In Significant Digits Episode 1 (Part 1) I showed data which suggests that the inflection point will come in 2016. Essentially the argument is that Google’s growth is ultimately limited by the population of users and that itself is a predictable number. I also used the example of the PC and smartphone penetration curves to show how the perception of the fortunes of companies whose revenues are based on those technologies were affected by inflections in their respective adoptions.

However, correlation is not causation. These users we count are not the customers who pay for Google’s services. Users (or usage) is therefore only a proxy. It may be a good proxy and intuitively it makes sense that it’s a driver of growth but fundamentally the company lives on a stream of revenues paid by advertisers[1]. In order to really evaluate the opportunity we need to “follow the money” and track down where it comes from.

We don’t have visibility into the exact sources of these revenues but we have a top-level geographic segmentation (shown below.)

Notes:
  1. This is true to date and certainly it could change but hints of how that might change are still not visible to me []
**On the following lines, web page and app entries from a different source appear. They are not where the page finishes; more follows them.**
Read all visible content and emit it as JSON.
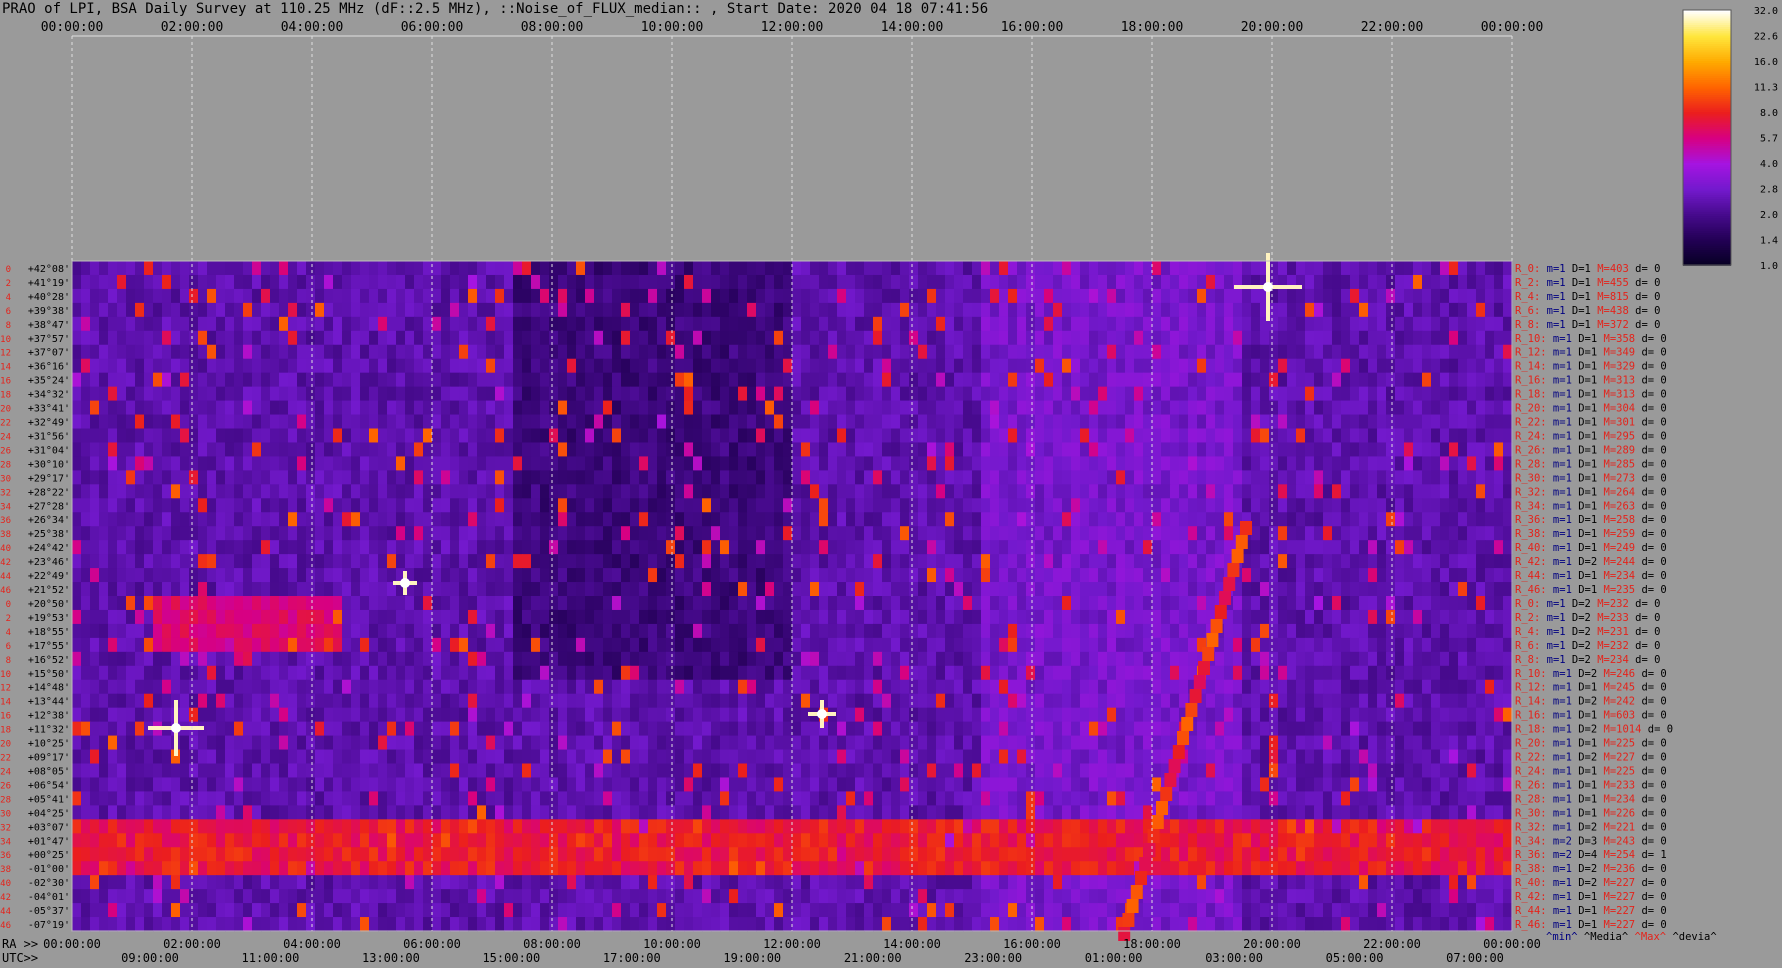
{
  "title": "PRAO of LPI, BSA Daily Survey at 110.25 MHz (dF::2.5 MHz), ::Noise_of_FLUX_median:: , Start Date: 2020 04 18 07:41:56",
  "chart_data": {
    "type": "heatmap",
    "title": "PRAO of LPI, BSA Daily Survey at 110.25 MHz (dF::2.5 MHz), ::Noise_of_FLUX_median:: , Start Date: 2020 04 18 07:41:56",
    "x_top_ticks": [
      "00:00:00",
      "02:00:00",
      "04:00:00",
      "06:00:00",
      "08:00:00",
      "10:00:00",
      "12:00:00",
      "14:00:00",
      "16:00:00",
      "18:00:00",
      "20:00:00",
      "22:00:00",
      "00:00:00"
    ],
    "ra_label": "RA >>",
    "ra_ticks": [
      "00:00:00",
      "02:00:00",
      "04:00:00",
      "06:00:00",
      "08:00:00",
      "10:00:00",
      "12:00:00",
      "14:00:00",
      "16:00:00",
      "18:00:00",
      "20:00:00",
      "22:00:00",
      "00:00:00"
    ],
    "utc_label": "UTC>>",
    "utc_ticks": [
      "09:00:00",
      "11:00:00",
      "13:00:00",
      "15:00:00",
      "17:00:00",
      "19:00:00",
      "21:00:00",
      "23:00:00",
      "01:00:00",
      "03:00:00",
      "05:00:00",
      "07:00:00"
    ],
    "declinations": [
      "+42°08'",
      "+41°19'",
      "+40°28'",
      "+39°38'",
      "+38°47'",
      "+37°57'",
      "+37°07'",
      "+36°16'",
      "+35°24'",
      "+34°32'",
      "+33°41'",
      "+32°49'",
      "+31°56'",
      "+31°04'",
      "+30°10'",
      "+29°17'",
      "+28°22'",
      "+27°28'",
      "+26°34'",
      "+25°38'",
      "+24°42'",
      "+23°46'",
      "+22°49'",
      "+21°52'",
      "+20°50'",
      "+19°53'",
      "+18°55'",
      "+17°55'",
      "+16°52'",
      "+15°50'",
      "+14°48'",
      "+13°44'",
      "+12°38'",
      "+11°32'",
      "+10°25'",
      "+09°17'",
      "+08°05'",
      "+06°54'",
      "+05°41'",
      "+04°25'",
      "+03°07'",
      "+01°47'",
      "+00°25'",
      "-01°00'",
      "-02°30'",
      "-04°01'",
      "-05°37'",
      "-07°19'"
    ],
    "row_numbers": [
      "0",
      "2",
      "4",
      "6",
      "8",
      "10",
      "12",
      "14",
      "16",
      "18",
      "20",
      "22",
      "24",
      "26",
      "28",
      "30",
      "32",
      "34",
      "36",
      "38",
      "40",
      "42",
      "44",
      "46",
      "0",
      "2",
      "4",
      "6",
      "8",
      "10",
      "12",
      "14",
      "16",
      "18",
      "20",
      "22",
      "24",
      "26",
      "28",
      "30",
      "32",
      "34",
      "36",
      "38",
      "40",
      "42",
      "44",
      "46"
    ],
    "colorbar": {
      "ticks": [
        "32.0",
        "22.6",
        "16.0",
        "11.3",
        "8.0",
        "5.7",
        "4.0",
        "2.8",
        "2.0",
        "1.4",
        "1.0"
      ],
      "scale": "log"
    },
    "row_stats": [
      {
        "r": "R_0:",
        "m": "m=1",
        "d": "D=1",
        "mx": "M=403",
        "dv": "d= 0"
      },
      {
        "r": "R_2:",
        "m": "m=1",
        "d": "D=1",
        "mx": "M=455",
        "dv": "d= 0"
      },
      {
        "r": "R_4:",
        "m": "m=1",
        "d": "D=1",
        "mx": "M=815",
        "dv": "d= 0"
      },
      {
        "r": "R_6:",
        "m": "m=1",
        "d": "D=1",
        "mx": "M=438",
        "dv": "d= 0"
      },
      {
        "r": "R_8:",
        "m": "m=1",
        "d": "D=1",
        "mx": "M=372",
        "dv": "d= 0"
      },
      {
        "r": "R_10:",
        "m": "m=1",
        "d": "D=1",
        "mx": "M=358",
        "dv": "d= 0"
      },
      {
        "r": "R_12:",
        "m": "m=1",
        "d": "D=1",
        "mx": "M=349",
        "dv": "d= 0"
      },
      {
        "r": "R_14:",
        "m": "m=1",
        "d": "D=1",
        "mx": "M=329",
        "dv": "d= 0"
      },
      {
        "r": "R_16:",
        "m": "m=1",
        "d": "D=1",
        "mx": "M=313",
        "dv": "d= 0"
      },
      {
        "r": "R_18:",
        "m": "m=1",
        "d": "D=1",
        "mx": "M=313",
        "dv": "d= 0"
      },
      {
        "r": "R_20:",
        "m": "m=1",
        "d": "D=1",
        "mx": "M=304",
        "dv": "d= 0"
      },
      {
        "r": "R_22:",
        "m": "m=1",
        "d": "D=1",
        "mx": "M=301",
        "dv": "d= 0"
      },
      {
        "r": "R_24:",
        "m": "m=1",
        "d": "D=1",
        "mx": "M=295",
        "dv": "d= 0"
      },
      {
        "r": "R_26:",
        "m": "m=1",
        "d": "D=1",
        "mx": "M=289",
        "dv": "d= 0"
      },
      {
        "r": "R_28:",
        "m": "m=1",
        "d": "D=1",
        "mx": "M=285",
        "dv": "d= 0"
      },
      {
        "r": "R_30:",
        "m": "m=1",
        "d": "D=1",
        "mx": "M=273",
        "dv": "d= 0"
      },
      {
        "r": "R_32:",
        "m": "m=1",
        "d": "D=1",
        "mx": "M=264",
        "dv": "d= 0"
      },
      {
        "r": "R_34:",
        "m": "m=1",
        "d": "D=1",
        "mx": "M=263",
        "dv": "d= 0"
      },
      {
        "r": "R_36:",
        "m": "m=1",
        "d": "D=1",
        "mx": "M=258",
        "dv": "d= 0"
      },
      {
        "r": "R_38:",
        "m": "m=1",
        "d": "D=1",
        "mx": "M=259",
        "dv": "d= 0"
      },
      {
        "r": "R_40:",
        "m": "m=1",
        "d": "D=1",
        "mx": "M=249",
        "dv": "d= 0"
      },
      {
        "r": "R_42:",
        "m": "m=1",
        "d": "D=2",
        "mx": "M=244",
        "dv": "d= 0"
      },
      {
        "r": "R_44:",
        "m": "m=1",
        "d": "D=1",
        "mx": "M=234",
        "dv": "d= 0"
      },
      {
        "r": "R_46:",
        "m": "m=1",
        "d": "D=1",
        "mx": "M=235",
        "dv": "d= 0"
      },
      {
        "r": "R_0:",
        "m": "m=1",
        "d": "D=2",
        "mx": "M=232",
        "dv": "d= 0"
      },
      {
        "r": "R_2:",
        "m": "m=1",
        "d": "D=2",
        "mx": "M=233",
        "dv": "d= 0"
      },
      {
        "r": "R_4:",
        "m": "m=1",
        "d": "D=2",
        "mx": "M=231",
        "dv": "d= 0"
      },
      {
        "r": "R_6:",
        "m": "m=1",
        "d": "D=2",
        "mx": "M=232",
        "dv": "d= 0"
      },
      {
        "r": "R_8:",
        "m": "m=1",
        "d": "D=2",
        "mx": "M=234",
        "dv": "d= 0"
      },
      {
        "r": "R_10:",
        "m": "m=1",
        "d": "D=2",
        "mx": "M=246",
        "dv": "d= 0"
      },
      {
        "r": "R_12:",
        "m": "m=1",
        "d": "D=1",
        "mx": "M=245",
        "dv": "d= 0"
      },
      {
        "r": "R_14:",
        "m": "m=1",
        "d": "D=2",
        "mx": "M=242",
        "dv": "d= 0"
      },
      {
        "r": "R_16:",
        "m": "m=1",
        "d": "D=1",
        "mx": "M=603",
        "dv": "d= 0"
      },
      {
        "r": "R_18:",
        "m": "m=1",
        "d": "D=2",
        "mx": "M=1014",
        "dv": "d= 0"
      },
      {
        "r": "R_20:",
        "m": "m=1",
        "d": "D=1",
        "mx": "M=225",
        "dv": "d= 0"
      },
      {
        "r": "R_22:",
        "m": "m=1",
        "d": "D=2",
        "mx": "M=227",
        "dv": "d= 0"
      },
      {
        "r": "R_24:",
        "m": "m=1",
        "d": "D=1",
        "mx": "M=225",
        "dv": "d= 0"
      },
      {
        "r": "R_26:",
        "m": "m=1",
        "d": "D=1",
        "mx": "M=233",
        "dv": "d= 0"
      },
      {
        "r": "R_28:",
        "m": "m=1",
        "d": "D=1",
        "mx": "M=234",
        "dv": "d= 0"
      },
      {
        "r": "R_30:",
        "m": "m=1",
        "d": "D=1",
        "mx": "M=226",
        "dv": "d= 0"
      },
      {
        "r": "R_32:",
        "m": "m=1",
        "d": "D=2",
        "mx": "M=221",
        "dv": "d= 0"
      },
      {
        "r": "R_34:",
        "m": "m=2",
        "d": "D=3",
        "mx": "M=243",
        "dv": "d= 0"
      },
      {
        "r": "R_36:",
        "m": "m=2",
        "d": "D=4",
        "mx": "M=254",
        "dv": "d= 1"
      },
      {
        "r": "R_38:",
        "m": "m=1",
        "d": "D=2",
        "mx": "M=236",
        "dv": "d= 0"
      },
      {
        "r": "R_40:",
        "m": "m=1",
        "d": "D=2",
        "mx": "M=227",
        "dv": "d= 0"
      },
      {
        "r": "R_42:",
        "m": "m=1",
        "d": "D=1",
        "mx": "M=227",
        "dv": "d= 0"
      },
      {
        "r": "R_44:",
        "m": "m=1",
        "d": "D=1",
        "mx": "M=227",
        "dv": "d= 0"
      },
      {
        "r": "R_46:",
        "m": "m=1",
        "d": "D=1",
        "mx": "M=227",
        "dv": "d= 0"
      }
    ],
    "stat_legend": [
      "^min^",
      "^Media^",
      "^Max^",
      "^devia^"
    ],
    "colors": {
      "background": "#9a9a9a",
      "label_red": "#e4231b",
      "label_navy": "#000080",
      "label_black": "#000000",
      "label_white": "#ffffff"
    }
  }
}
Ruby on Rails Podcast #146: Horace Dediu of Asymco – Open Source Software

Sean Devine has a conversation with Horace Dediu of Asymco about open source software.

via 5by5 | Ruby on Rails Podcast #146: Horace Dediu of Asymco – Open Source Software.

CMD+Space #92: A New Lingua Franca, with Horace Dediu

This week Myke is joined by Horace Dediu. They discuss his work at Nokia and how that lead to starting his blog, Asymco. They also talk about the role and work of an analyst, his presentation series – Airshow – and graphs, naturally.

via 5by5 | CMD+Space #92: A New Lingua Franca, with Horace Dediu.

Postmodern computing

There are 7.1 billion people on Earth. Coincidentally there are also 7 billion mobile connections.  Those connections are held by 3.45 billion unique mobile subscribers.[1] Unsurprisingly, the largest national mobile markets (by number of subscriptions) correspond closely to the most populous nations.

Screen Shot 2014-04-07 at 7.21.46 AM

Considering smartphones, last year 1 billion smartphones were sold and the number of smartphones in use is about 2 billion[2]

Given the rapid adoption of smartphones, it’s also safe to assume that smartphone penetration will follow population distribution. In the US, where comScore data is published monthly, penetration is following a predictable logistic curve.

Screen Shot 2014-04-07 at 7.55.13 AM

 

Assuming similar patterns world-wide we can forecast regional smartphone penetration. Screen Shot 2014-04-07 at 7.56.49 AM

This yields the following forecast for smartphone usage world-wide.

Notes:
  1. GSMA []
  2. There are also about 2 billion 3G/4G connections world-wide []

The Critical Path #114: Veronica’s Dilemma

We talk about the major triumphs and minor failures of the Veronica Mars campaign on Kickstarter and kick off a series on The Capitalist’s Dilemma.

via 5by5 | The Critical Path #114: Veronicas Dilemma.